REQUIRED WORK: Below are records; work out how many of their lines hold the string "heading" and give that number alone.

· · ·

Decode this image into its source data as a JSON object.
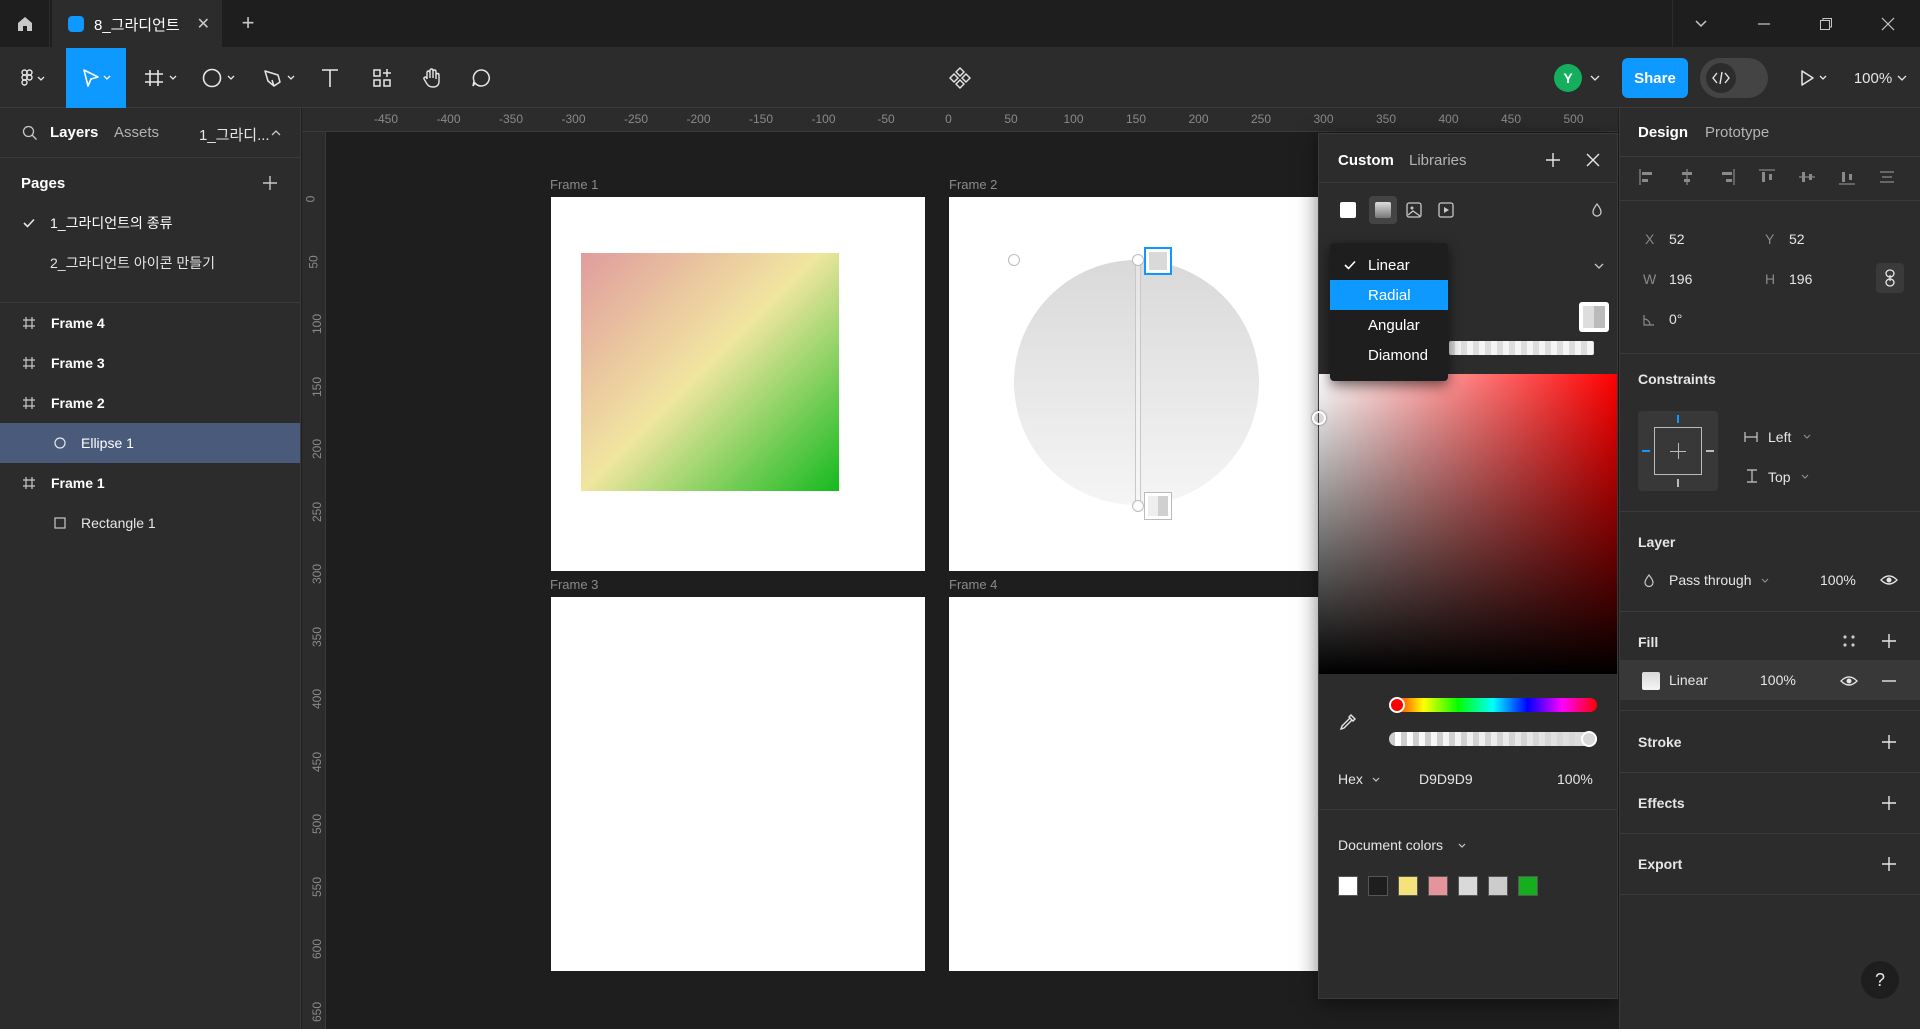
{
  "tabs": {
    "file_tab": "8_그라디언트"
  },
  "toolbar": {
    "avatar_letter": "Y",
    "share_label": "Share",
    "zoom": "100%"
  },
  "left_panel": {
    "tabs": {
      "layers": "Layers",
      "assets": "Assets",
      "page_dropdown": "1_그라디..."
    },
    "pages_title": "Pages",
    "pages": [
      "1_그라디언트의 종류",
      "2_그라디언트 아이콘 만들기"
    ],
    "layers": [
      {
        "name": "Frame 4",
        "type": "frame",
        "indent": 0
      },
      {
        "name": "Frame 3",
        "type": "frame",
        "indent": 0
      },
      {
        "name": "Frame 2",
        "type": "frame",
        "indent": 0
      },
      {
        "name": "Ellipse 1",
        "type": "ellipse",
        "indent": 1,
        "selected": true
      },
      {
        "name": "Frame 1",
        "type": "frame",
        "indent": 0
      },
      {
        "name": "Rectangle 1",
        "type": "rectangle",
        "indent": 1
      }
    ]
  },
  "ruler": {
    "top": [
      "-450",
      "-400",
      "-350",
      "-300",
      "-250",
      "-200",
      "-150",
      "-100",
      "-50",
      "0",
      "50",
      "100",
      "150",
      "200",
      "250",
      "300",
      "350",
      "400",
      "450",
      "500"
    ],
    "left": [
      "0",
      "50",
      "100",
      "150",
      "200",
      "250",
      "300",
      "350",
      "400",
      "450",
      "500",
      "550",
      "600",
      "650"
    ]
  },
  "canvas": {
    "frame1": "Frame 1",
    "frame2": "Frame 2",
    "frame3": "Frame 3",
    "frame4": "Frame 4"
  },
  "picker": {
    "tab_custom": "Custom",
    "tab_libraries": "Libraries",
    "dropdown": [
      "Linear",
      "Radial",
      "Angular",
      "Diamond"
    ],
    "dropdown_checked": "Linear",
    "dropdown_highlighted": "Radial",
    "format": "Hex",
    "hex": "D9D9D9",
    "opacity": "100%",
    "doc_colors_label": "Document colors",
    "doc_colors": [
      "#ffffff",
      "#1e1e1e",
      "#f5e27a",
      "#e4949a",
      "#d9d9d9",
      "#cccccc",
      "#14ae1e"
    ]
  },
  "right_panel": {
    "tab_design": "Design",
    "tab_prototype": "Prototype",
    "x_label": "X",
    "x": "52",
    "y_label": "Y",
    "y": "52",
    "w_label": "W",
    "w": "196",
    "h_label": "H",
    "h": "196",
    "rotation": "0°",
    "constraints_title": "Constraints",
    "constraint_h": "Left",
    "constraint_v": "Top",
    "layer_title": "Layer",
    "blend": "Pass through",
    "layer_opacity": "100%",
    "fill_title": "Fill",
    "fill_type": "Linear",
    "fill_opacity": "100%",
    "stroke_title": "Stroke",
    "effects_title": "Effects",
    "export_title": "Export"
  },
  "help": "?"
}
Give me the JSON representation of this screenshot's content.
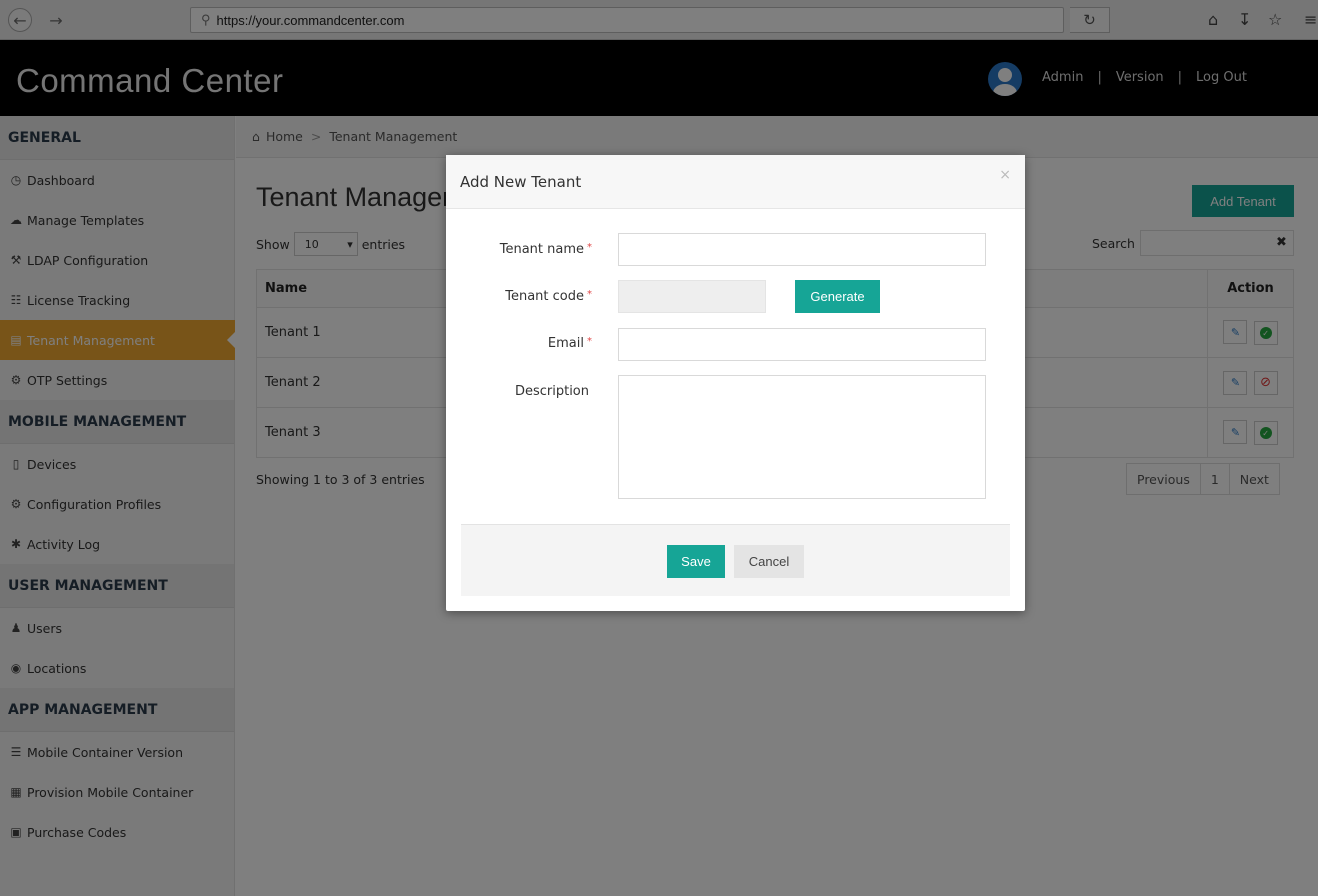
{
  "browser": {
    "url": "https://your.commandcenter.com",
    "back_icon": "back-arrow-icon",
    "forward_icon": "forward-arrow-icon"
  },
  "header": {
    "title": "Command Center",
    "user": "Admin",
    "sep": "|",
    "version": "Version",
    "logout": "Log Out"
  },
  "sidebar": {
    "general": {
      "heading": "GENERAL",
      "items": [
        {
          "label": "Dashboard",
          "icon": "dashboard-icon"
        },
        {
          "label": "Manage Templates",
          "icon": "cloud-icon"
        },
        {
          "label": "LDAP Configuration",
          "icon": "wrench-icon"
        },
        {
          "label": "License Tracking",
          "icon": "barcode-icon"
        },
        {
          "label": "Tenant Management",
          "icon": "list-icon"
        },
        {
          "label": "OTP Settings",
          "icon": "gear-icon"
        }
      ]
    },
    "mobile": {
      "heading": "MOBILE MANAGEMENT",
      "items": [
        {
          "label": "Devices",
          "icon": "mobile-icon"
        },
        {
          "label": "Configuration Profiles",
          "icon": "gear-icon"
        },
        {
          "label": "Activity Log",
          "icon": "asterisk-icon"
        }
      ]
    },
    "user": {
      "heading": "USER MANAGEMENT",
      "items": [
        {
          "label": "Users",
          "icon": "user-icon"
        },
        {
          "label": "Locations",
          "icon": "globe-icon"
        }
      ]
    },
    "app": {
      "heading": "APP MANAGEMENT",
      "items": [
        {
          "label": "Mobile Container Version",
          "icon": "list-icon"
        },
        {
          "label": "Provision Mobile Container",
          "icon": "qrcode-icon"
        },
        {
          "label": "Purchase Codes",
          "icon": "briefcase-icon"
        }
      ]
    }
  },
  "breadcrumb": {
    "home": "Home",
    "sep": ">",
    "current": "Tenant Management"
  },
  "page": {
    "title": "Tenant Management",
    "add_button": "Add Tenant",
    "show": "Show",
    "entries_value": "10",
    "entries": "entries",
    "search_label": "Search",
    "clear_icon": "close-icon",
    "columns": {
      "name": "Name",
      "action": "Action"
    },
    "rows": [
      {
        "name": "Tenant 1",
        "status": "active"
      },
      {
        "name": "Tenant 2",
        "status": "inactive"
      },
      {
        "name": "Tenant 3",
        "status": "active"
      }
    ],
    "showing": "Showing 1 to 3 of 3 entries",
    "pager": {
      "previous": "Previous",
      "page": "1",
      "next": "Next"
    }
  },
  "modal": {
    "title": "Add New Tenant",
    "close": "×",
    "fields": {
      "tenant_name": "Tenant name",
      "tenant_code": "Tenant code",
      "email": "Email",
      "description": "Description",
      "required_mark": "*"
    },
    "generate": "Generate",
    "save": "Save",
    "cancel": "Cancel"
  },
  "colors": {
    "accent": "#16a596",
    "active_nav": "#f0a830",
    "header_bg": "#000000"
  }
}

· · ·

YOUR SOLUTION: 4